Manafort would later become Trump’s campaign manager until he was embroiled in a Ukrainian corruption scandal himself.
It is unclear whether Livingston was acting in concert or at odds with Tymoshenko to oust Yovanovitch during the time frame Croft describes. A congressional aide knowledgeable about Ukrainian affairs but not authorized to comment publicly said it was possible Tymoshenko viewed Yovanovitch as an obstacle to the resurrection of her domestic political career ahead of the March presidential election.
Yovanovitch was recalled from her position in May after a smear campaign that included unsubstantiated allegations of opposition to Trump that were promoted by Giuliani and amplified by right-wing media outlets and Republican officials, including former Rep. Pete Sessions of Texas. Yovanovitch denied those allegations when she appeared before the House earlier this month.
Whether Livingston’s role is integral to the current impeachment probe remains to be seen.
“I think he sounds rather peripheral, not really central to this, but again, I’m guessing there might be a difference of opinion among my colleagues,” Rep. Stephen F. Lynch (D-Mass.) said Wednesday.

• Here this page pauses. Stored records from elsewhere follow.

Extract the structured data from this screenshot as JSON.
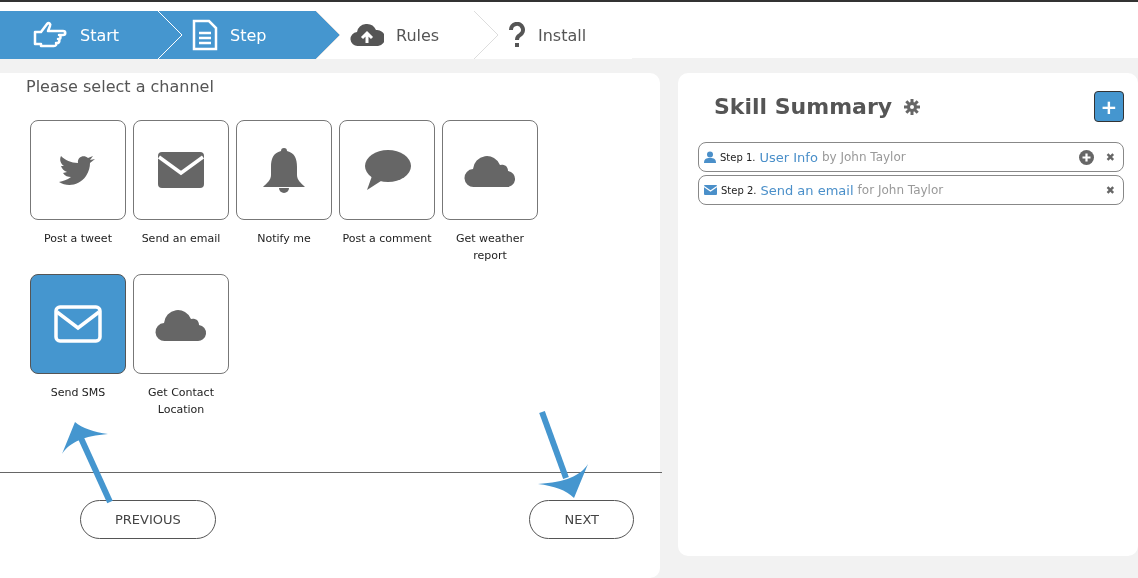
{
  "wizard": [
    {
      "label": "Start",
      "kind": "hand",
      "active": true
    },
    {
      "label": "Step",
      "kind": "document",
      "active": true
    },
    {
      "label": "Rules",
      "kind": "upload",
      "active": false
    },
    {
      "label": "Install",
      "kind": "help",
      "active": false
    }
  ],
  "channel_panel": {
    "prompt": "Please select a channel",
    "channels": [
      {
        "label": "Post a tweet",
        "kind": "tweet",
        "selected": false
      },
      {
        "label": "Send an email",
        "kind": "email",
        "selected": false
      },
      {
        "label": "Notify me",
        "kind": "notify",
        "selected": false
      },
      {
        "label": "Post a comment",
        "kind": "comment",
        "selected": false
      },
      {
        "label": "Get weather report",
        "kind": "weather",
        "selected": false
      },
      {
        "label": "Send SMS",
        "kind": "email",
        "selected": true
      },
      {
        "label": "Get Contact Location",
        "kind": "weather",
        "selected": false
      }
    ],
    "buttons": [
      "PREVIOUS",
      "NEXT"
    ]
  },
  "summary": {
    "title": "Skill Summary",
    "add_button": "+",
    "steps": [
      {
        "kind": "user",
        "step": "Step 1.",
        "name": "User Info",
        "by": "by John Taylor",
        "can_add": true,
        "remove": "✖"
      },
      {
        "kind": "email",
        "step": "Step 2.",
        "name": "Send an email",
        "by": "for John Taylor",
        "can_add": false,
        "remove": "✖"
      }
    ]
  }
}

Livingston played a much clearer role in Clinton’s impeachment, helping to push the process forward despite his own doubts in late 1998 as House Republicans warred internally over how to sanction Clinton and what to do about their divisive speaker, Newt Gingrich (R-Ga.).
Livingston launched a bold challenge to Gingrich after Republicans lost seats in the 1998 midterms and was chosen by his party to claim the gavel once the new Congress convened in 1999. But faced with the disclosure of his own extramarital affairs, he decided he could not credibly lead a party pursuing impeachment and announced suddenly on Dec. 19 he would not run for speaker and would resign his seat within months.

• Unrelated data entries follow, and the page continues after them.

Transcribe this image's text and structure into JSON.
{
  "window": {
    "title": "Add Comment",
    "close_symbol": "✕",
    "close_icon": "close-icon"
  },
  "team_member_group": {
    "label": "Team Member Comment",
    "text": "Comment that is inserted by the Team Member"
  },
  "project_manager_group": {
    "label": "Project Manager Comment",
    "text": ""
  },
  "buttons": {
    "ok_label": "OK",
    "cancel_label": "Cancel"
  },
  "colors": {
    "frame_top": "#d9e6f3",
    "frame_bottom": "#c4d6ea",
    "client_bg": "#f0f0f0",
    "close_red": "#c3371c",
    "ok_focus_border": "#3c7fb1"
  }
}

“I was prepared to lead our narrow majority as speaker, and I believe I had it in me to do a fine job,” he said in a dramatic floor speech that began with a call for Clinton’s resignation. “But I cannot do that job or be the kind of leader that I would like to be under current circumstances, so I must set the example that I hope President Clinton will follow.”
Since leaving Congress, Livingston has not only been an effective lobbyist but a trusted counselor for many prominent Republican officials. Among them is House Minority Whip Steve Scalise, who holds the suburban New Orleans seat that Livingston once held.
Scalise said Wednesday that Livingston is among a host of Clinton impeachment veterans whom he has spoken to in recent weeks to discuss the practices and procedures surrounding impeachment. But he said Livingston never lobbied him on Ukraine or discussed Yovanovitch with him.
“It’s not uncommon that a new administration removes people from the previous administration and puts in their own folks to carry out their own foreign policy, but I haven’t talked to him about that at all,” Scalise said.
Karoun Demirjian and Tom Hamburger contributed to this report.